Stromanthe ‘Tricolor’ has the most colorful foliage of any plant I know. The tops of the leaves are bright green variegated with large patches of pure white. From a distance this shimmering white and green surface is the first thing you see, but on closer inspection you notice the backs of the leaves and stems are a deep purple-burgundy. Stromanthe, like its relatives ginger and prayer plant, is a great choice for shade gardens. Sometimes it is hard for gardeners to use “houseplants” outside, but I think it’s a great idea. If a plant can live in that dark corner of your living room with occasional watering and terrible conditions then surely it will be able to live under that live oak in your front yard! Just remember that cast iron plant (Aspidistra) used to be a common houseplant.
As anyone who has visited the Dallas Arboretum should know, I love colored foliage plants. Why? Because they are always beautiful since they don’t go out of flower, and when mixed with flowering annuals, the total effect outweighs what either plant would have been capable of alone. You can bet that this multi-colored plant will be a familiar addition to my combinations. I’m already fantasizing of it mixed with white impatiens, or maybe with dark burgundy coleus and peach impatiens. The possibilities are endless!
Currently you can find this jewel from internet mail-order companies (type the botanical name into a search engine such as Google), or shop your local houseplant supplier.

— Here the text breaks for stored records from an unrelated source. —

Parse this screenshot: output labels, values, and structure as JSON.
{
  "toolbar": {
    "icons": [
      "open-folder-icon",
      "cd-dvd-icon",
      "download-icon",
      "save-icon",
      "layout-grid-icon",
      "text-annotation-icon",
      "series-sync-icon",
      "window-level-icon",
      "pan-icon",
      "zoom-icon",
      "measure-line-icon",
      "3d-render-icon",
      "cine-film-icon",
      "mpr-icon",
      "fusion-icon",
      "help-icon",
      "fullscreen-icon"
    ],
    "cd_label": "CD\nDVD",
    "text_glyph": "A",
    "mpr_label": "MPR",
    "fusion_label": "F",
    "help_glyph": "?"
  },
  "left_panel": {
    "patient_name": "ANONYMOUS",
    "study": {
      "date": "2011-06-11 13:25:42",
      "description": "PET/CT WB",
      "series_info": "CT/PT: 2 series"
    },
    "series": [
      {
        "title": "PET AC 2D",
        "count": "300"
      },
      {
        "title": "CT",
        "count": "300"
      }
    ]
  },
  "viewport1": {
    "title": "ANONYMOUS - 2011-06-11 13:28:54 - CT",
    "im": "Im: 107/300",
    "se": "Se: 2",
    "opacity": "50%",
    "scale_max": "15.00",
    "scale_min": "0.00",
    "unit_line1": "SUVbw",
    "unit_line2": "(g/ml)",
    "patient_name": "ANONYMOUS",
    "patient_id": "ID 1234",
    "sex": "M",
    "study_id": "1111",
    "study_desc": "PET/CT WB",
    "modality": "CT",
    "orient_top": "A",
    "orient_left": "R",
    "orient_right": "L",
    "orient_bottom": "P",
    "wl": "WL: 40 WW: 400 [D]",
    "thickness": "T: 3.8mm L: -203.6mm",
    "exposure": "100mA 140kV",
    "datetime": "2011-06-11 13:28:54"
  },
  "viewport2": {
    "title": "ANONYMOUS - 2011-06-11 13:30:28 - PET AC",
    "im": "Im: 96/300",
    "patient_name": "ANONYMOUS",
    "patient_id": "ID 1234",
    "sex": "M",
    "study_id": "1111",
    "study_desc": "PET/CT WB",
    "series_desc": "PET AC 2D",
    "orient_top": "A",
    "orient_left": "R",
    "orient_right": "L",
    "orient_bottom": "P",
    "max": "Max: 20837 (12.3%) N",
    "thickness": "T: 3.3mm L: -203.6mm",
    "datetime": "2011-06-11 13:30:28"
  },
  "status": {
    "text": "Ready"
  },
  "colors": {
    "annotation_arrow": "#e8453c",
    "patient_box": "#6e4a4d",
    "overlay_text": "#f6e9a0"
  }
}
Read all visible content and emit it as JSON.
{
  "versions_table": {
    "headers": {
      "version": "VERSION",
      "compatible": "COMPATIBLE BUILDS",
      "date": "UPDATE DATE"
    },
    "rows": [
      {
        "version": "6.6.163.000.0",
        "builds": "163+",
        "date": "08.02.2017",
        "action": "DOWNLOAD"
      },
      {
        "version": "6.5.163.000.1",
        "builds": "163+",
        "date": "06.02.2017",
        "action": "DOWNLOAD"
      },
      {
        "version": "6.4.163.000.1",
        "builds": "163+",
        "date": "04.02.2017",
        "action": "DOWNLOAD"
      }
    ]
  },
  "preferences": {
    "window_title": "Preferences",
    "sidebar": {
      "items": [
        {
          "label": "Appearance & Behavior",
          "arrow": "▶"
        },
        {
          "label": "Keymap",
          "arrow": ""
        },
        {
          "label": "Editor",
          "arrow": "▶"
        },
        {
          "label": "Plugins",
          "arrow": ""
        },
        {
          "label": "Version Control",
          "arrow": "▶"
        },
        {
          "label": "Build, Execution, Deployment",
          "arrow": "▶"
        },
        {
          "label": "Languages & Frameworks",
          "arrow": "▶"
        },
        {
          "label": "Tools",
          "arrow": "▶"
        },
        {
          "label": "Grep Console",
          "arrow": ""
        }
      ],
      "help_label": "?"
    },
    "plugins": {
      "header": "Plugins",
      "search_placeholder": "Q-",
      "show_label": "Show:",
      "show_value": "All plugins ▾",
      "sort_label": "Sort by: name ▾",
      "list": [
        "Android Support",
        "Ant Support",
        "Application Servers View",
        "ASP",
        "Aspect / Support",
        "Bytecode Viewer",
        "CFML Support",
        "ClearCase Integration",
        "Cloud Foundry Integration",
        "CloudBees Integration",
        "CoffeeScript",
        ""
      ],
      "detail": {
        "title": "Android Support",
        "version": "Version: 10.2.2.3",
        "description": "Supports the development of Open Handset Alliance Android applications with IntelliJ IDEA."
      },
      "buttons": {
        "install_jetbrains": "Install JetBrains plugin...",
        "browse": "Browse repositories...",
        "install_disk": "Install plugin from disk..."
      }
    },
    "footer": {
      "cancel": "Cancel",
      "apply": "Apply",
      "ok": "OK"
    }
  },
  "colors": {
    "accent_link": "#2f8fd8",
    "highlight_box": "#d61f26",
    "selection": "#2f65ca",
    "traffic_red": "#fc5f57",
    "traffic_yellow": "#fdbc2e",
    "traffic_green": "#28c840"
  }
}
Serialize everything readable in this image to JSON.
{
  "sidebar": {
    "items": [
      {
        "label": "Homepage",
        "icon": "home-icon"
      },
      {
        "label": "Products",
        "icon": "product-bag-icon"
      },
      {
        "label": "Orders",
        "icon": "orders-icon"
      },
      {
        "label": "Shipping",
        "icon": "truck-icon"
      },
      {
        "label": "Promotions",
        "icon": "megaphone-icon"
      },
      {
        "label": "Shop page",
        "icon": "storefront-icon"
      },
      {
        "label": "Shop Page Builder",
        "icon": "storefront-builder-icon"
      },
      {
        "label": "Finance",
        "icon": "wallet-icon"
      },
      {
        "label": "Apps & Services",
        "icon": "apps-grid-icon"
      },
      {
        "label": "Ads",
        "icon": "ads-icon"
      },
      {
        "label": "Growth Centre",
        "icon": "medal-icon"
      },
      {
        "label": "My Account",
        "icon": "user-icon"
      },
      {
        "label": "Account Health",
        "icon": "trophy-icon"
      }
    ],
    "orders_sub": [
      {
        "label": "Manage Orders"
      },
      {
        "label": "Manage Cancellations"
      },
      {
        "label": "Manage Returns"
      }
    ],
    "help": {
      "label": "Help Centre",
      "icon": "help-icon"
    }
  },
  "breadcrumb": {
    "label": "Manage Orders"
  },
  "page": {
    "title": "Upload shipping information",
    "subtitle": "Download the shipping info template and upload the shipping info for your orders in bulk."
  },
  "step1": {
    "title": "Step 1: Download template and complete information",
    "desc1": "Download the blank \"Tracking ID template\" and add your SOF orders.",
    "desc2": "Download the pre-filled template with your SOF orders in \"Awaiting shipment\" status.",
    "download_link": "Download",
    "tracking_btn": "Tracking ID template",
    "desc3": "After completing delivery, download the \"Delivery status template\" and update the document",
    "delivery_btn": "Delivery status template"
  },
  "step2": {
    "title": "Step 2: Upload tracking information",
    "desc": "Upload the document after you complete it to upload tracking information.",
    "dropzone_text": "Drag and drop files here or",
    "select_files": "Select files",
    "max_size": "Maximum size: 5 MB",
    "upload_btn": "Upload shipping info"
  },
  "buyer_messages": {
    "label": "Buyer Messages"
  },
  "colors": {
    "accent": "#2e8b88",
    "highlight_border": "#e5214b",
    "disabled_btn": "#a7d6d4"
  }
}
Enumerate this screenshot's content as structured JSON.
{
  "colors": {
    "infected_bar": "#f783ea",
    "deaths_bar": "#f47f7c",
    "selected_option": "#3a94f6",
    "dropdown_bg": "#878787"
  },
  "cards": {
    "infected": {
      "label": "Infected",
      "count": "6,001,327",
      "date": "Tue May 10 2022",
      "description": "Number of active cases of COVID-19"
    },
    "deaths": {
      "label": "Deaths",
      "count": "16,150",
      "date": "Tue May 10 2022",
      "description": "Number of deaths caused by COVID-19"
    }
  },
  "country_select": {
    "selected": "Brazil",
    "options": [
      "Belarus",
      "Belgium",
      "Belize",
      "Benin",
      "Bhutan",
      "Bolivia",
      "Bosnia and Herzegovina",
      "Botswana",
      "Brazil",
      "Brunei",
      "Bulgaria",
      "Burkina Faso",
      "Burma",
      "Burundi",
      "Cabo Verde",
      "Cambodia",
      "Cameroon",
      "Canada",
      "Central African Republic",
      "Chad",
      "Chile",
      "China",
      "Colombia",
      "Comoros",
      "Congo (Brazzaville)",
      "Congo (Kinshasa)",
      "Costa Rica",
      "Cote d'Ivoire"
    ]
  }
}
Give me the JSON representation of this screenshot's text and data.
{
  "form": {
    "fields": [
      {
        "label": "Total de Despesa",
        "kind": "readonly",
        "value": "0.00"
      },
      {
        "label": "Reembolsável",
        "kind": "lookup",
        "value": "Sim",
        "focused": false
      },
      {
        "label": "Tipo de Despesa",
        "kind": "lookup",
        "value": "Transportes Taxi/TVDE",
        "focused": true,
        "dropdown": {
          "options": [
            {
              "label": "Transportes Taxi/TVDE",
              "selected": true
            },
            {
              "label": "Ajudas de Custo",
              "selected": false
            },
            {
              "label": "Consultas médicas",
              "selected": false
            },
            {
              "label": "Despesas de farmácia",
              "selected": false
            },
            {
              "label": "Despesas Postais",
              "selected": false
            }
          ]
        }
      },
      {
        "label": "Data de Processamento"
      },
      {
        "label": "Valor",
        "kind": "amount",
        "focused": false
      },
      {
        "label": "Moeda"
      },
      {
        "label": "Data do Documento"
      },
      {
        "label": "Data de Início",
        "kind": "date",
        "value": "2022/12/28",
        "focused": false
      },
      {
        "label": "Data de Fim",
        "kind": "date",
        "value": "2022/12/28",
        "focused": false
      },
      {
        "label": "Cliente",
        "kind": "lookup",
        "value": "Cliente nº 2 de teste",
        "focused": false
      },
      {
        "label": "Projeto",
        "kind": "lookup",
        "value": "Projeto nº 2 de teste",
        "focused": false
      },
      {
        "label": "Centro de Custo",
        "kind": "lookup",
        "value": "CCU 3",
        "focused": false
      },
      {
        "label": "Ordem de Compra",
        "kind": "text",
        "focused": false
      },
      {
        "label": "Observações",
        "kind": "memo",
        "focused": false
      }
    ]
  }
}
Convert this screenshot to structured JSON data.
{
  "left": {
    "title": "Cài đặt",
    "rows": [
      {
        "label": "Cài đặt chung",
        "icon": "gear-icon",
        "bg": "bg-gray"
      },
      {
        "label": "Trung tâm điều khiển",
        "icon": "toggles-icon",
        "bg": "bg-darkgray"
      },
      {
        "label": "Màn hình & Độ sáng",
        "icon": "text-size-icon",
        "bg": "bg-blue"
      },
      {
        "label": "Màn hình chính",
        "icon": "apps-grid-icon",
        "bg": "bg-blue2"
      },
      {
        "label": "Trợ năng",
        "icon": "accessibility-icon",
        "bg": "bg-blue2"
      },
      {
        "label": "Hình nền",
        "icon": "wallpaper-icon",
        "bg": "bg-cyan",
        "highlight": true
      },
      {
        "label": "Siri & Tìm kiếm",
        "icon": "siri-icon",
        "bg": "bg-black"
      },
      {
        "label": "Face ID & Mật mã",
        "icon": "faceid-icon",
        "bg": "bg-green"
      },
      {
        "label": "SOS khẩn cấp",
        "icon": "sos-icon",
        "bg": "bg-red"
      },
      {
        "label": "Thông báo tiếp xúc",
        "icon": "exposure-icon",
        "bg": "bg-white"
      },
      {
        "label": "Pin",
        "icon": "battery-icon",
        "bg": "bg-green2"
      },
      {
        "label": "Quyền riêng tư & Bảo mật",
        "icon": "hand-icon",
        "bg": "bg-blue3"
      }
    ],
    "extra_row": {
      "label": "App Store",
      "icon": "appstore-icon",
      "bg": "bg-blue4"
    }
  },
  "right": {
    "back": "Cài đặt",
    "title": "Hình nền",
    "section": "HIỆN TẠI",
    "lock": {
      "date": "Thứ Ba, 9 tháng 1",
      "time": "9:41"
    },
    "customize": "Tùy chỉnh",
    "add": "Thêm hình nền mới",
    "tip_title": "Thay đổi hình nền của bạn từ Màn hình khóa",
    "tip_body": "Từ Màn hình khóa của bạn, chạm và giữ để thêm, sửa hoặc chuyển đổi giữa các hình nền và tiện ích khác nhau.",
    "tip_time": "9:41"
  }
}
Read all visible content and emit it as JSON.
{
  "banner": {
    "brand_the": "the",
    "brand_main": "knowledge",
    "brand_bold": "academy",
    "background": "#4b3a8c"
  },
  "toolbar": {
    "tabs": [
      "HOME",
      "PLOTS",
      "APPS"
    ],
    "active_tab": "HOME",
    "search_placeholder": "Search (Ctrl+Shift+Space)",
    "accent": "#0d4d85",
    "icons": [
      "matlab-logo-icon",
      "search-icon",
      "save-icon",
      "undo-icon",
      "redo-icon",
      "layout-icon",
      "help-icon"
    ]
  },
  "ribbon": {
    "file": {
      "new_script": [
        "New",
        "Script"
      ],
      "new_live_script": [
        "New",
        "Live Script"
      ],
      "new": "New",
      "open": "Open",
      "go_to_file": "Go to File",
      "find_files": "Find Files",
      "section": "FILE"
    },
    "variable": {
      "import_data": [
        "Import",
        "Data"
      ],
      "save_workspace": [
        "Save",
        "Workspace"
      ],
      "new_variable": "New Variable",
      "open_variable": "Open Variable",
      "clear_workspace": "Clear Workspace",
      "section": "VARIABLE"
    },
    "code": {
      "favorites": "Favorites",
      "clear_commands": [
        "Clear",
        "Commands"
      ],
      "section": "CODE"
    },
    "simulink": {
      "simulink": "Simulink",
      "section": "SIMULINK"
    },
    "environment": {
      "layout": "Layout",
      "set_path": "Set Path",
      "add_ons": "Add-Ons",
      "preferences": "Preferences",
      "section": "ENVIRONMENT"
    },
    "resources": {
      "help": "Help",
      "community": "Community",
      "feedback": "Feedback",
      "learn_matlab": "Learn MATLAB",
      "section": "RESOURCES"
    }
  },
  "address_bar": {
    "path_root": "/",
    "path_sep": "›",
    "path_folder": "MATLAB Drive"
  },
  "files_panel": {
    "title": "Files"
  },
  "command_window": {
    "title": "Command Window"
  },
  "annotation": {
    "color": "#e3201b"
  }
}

OK, so it doesn’t really flower and it’s not perennial north of zone 9. I challenge you to step outside your comfort zone and add a little touch of the tropics to your garden this fall or next year. If you’re as cheap as I am, you can even bring this one in as a wonderful houseplant for the winter!
To see this plant and many others, visit the Dallas Arboretum at 8525 Garland Rd., Dallas. For more information visit www.dallasarboretum.org or call (214) 515-6500.
About the author: Jimmy Turner is the Director of Horticulture Research at the Dallas Arboretum. For more plant profiles by Jimmy, subscribe to Neil Sperry’s GARDENS Magazine.